What is required
All lines below containing "Foody" are to be listed.

Source material section start

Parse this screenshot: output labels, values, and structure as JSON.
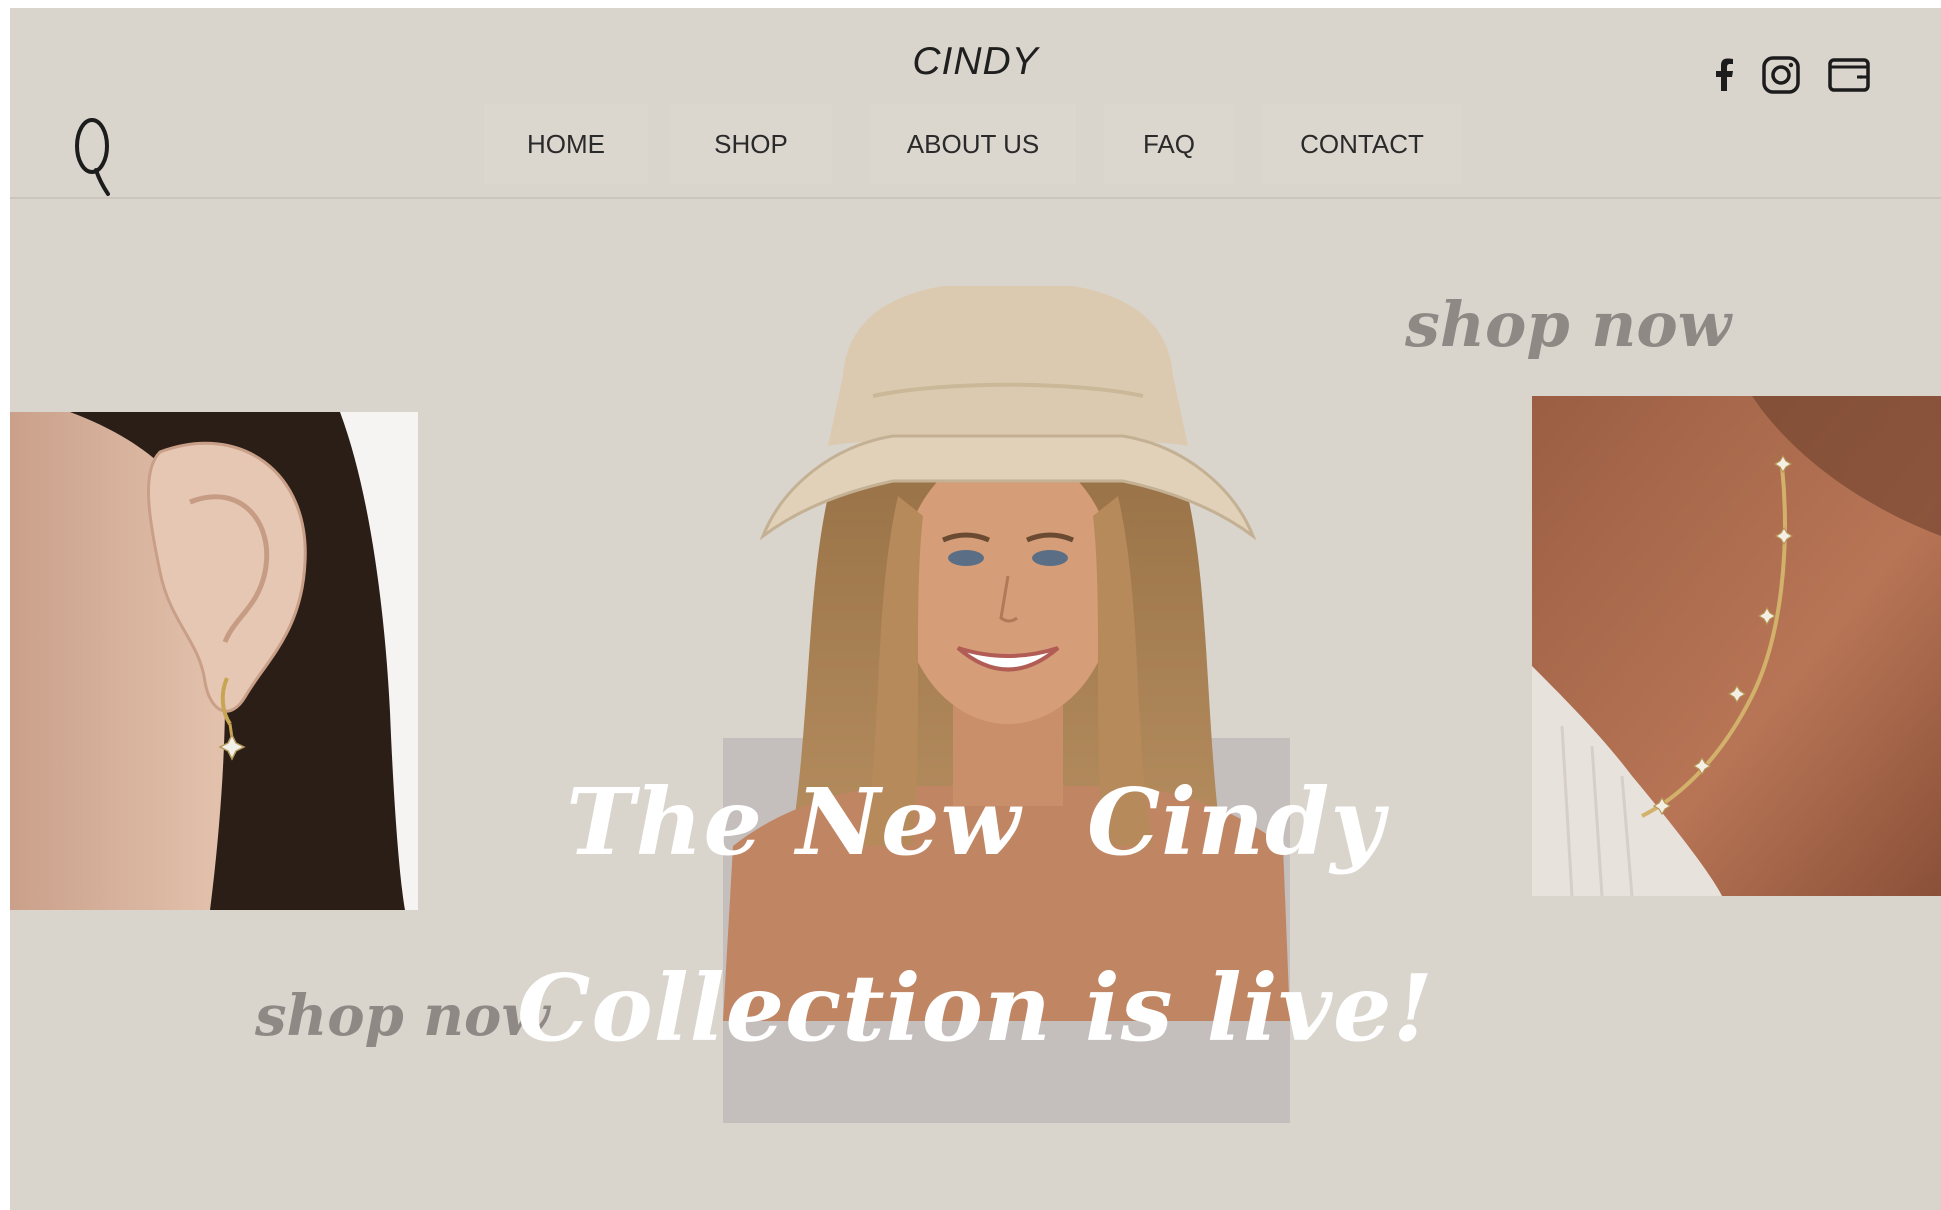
{
  "header": {
    "brand": "CINDY",
    "nav": [
      {
        "label": "HOME"
      },
      {
        "label": "SHOP"
      },
      {
        "label": "ABOUT US"
      },
      {
        "label": "FAQ"
      },
      {
        "label": "CONTACT"
      }
    ],
    "icons": {
      "search": "search-icon",
      "social": [
        "facebook-icon",
        "instagram-icon",
        "wallet-icon"
      ]
    }
  },
  "hero": {
    "headline_line1": "The New  Cindy",
    "headline_line2": "Collection is live!",
    "shop_now_top": "shop now",
    "shop_now_bottom": "shop now"
  },
  "colors": {
    "background": "#d9d4cc",
    "nav_text": "#2a2a2a",
    "script_gray": "#8f8985",
    "headline": "#ffffff"
  }
}
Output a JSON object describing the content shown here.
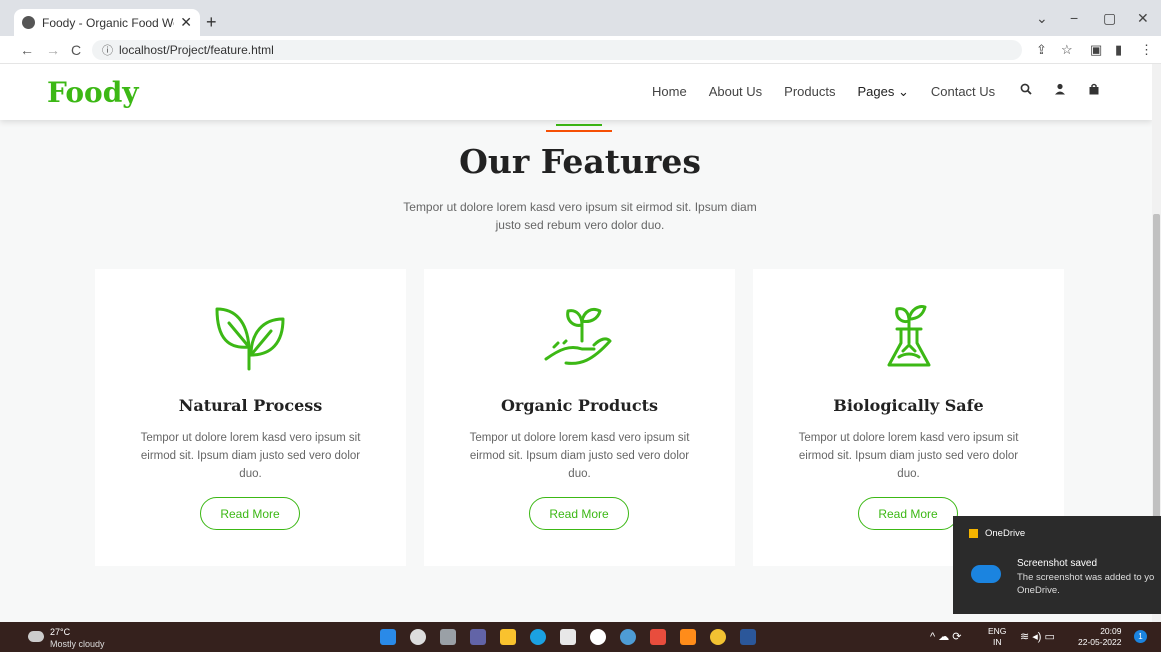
{
  "browser": {
    "tab_title": "Foody - Organic Food Website T",
    "url": "localhost/Project/feature.html",
    "new_tab": "+",
    "tab_close": "✕",
    "back": "←",
    "forward": "→",
    "reload": "C",
    "minimize": "−",
    "maximize": "▢",
    "close": "✕",
    "collapse": "⌄"
  },
  "header": {
    "logo": "Foody",
    "nav": [
      "Home",
      "About Us",
      "Products",
      "Pages ⌄",
      "Contact Us"
    ],
    "icons": [
      "search-icon",
      "user-icon",
      "bag-icon"
    ]
  },
  "features": {
    "title": "Our Features",
    "subtitle": "Tempor ut dolore lorem kasd vero ipsum sit eirmod sit. Ipsum diam justo sed rebum vero dolor duo.",
    "cards": [
      {
        "icon": "leaves-icon",
        "title": "Natural Process",
        "text": "Tempor ut dolore lorem kasd vero ipsum sit eirmod sit. Ipsum diam justo sed vero dolor duo.",
        "button": "Read More"
      },
      {
        "icon": "hand-plant-icon",
        "title": "Organic Products",
        "text": "Tempor ut dolore lorem kasd vero ipsum sit eirmod sit. Ipsum diam justo sed vero dolor duo.",
        "button": "Read More"
      },
      {
        "icon": "flask-plant-icon",
        "title": "Biologically Safe",
        "text": "Tempor ut dolore lorem kasd vero ipsum sit eirmod sit. Ipsum diam justo sed vero dolor duo.",
        "button": "Read More"
      }
    ]
  },
  "toast": {
    "app": "OneDrive",
    "title": "Screenshot saved",
    "body": "The screenshot was added to yo",
    "body2": "OneDrive."
  },
  "taskbar": {
    "temp": "27°C",
    "weather": "Mostly cloudy",
    "lang1": "ENG",
    "lang2": "IN",
    "time": "20:09",
    "date": "22-05-2022",
    "badge": "1"
  },
  "colors": {
    "brand": "#3cb815",
    "accent": "#f65005"
  }
}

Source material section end

Finished task
    "tab_title": "Foody - Organic Food Website T",
    "logo": "Foody",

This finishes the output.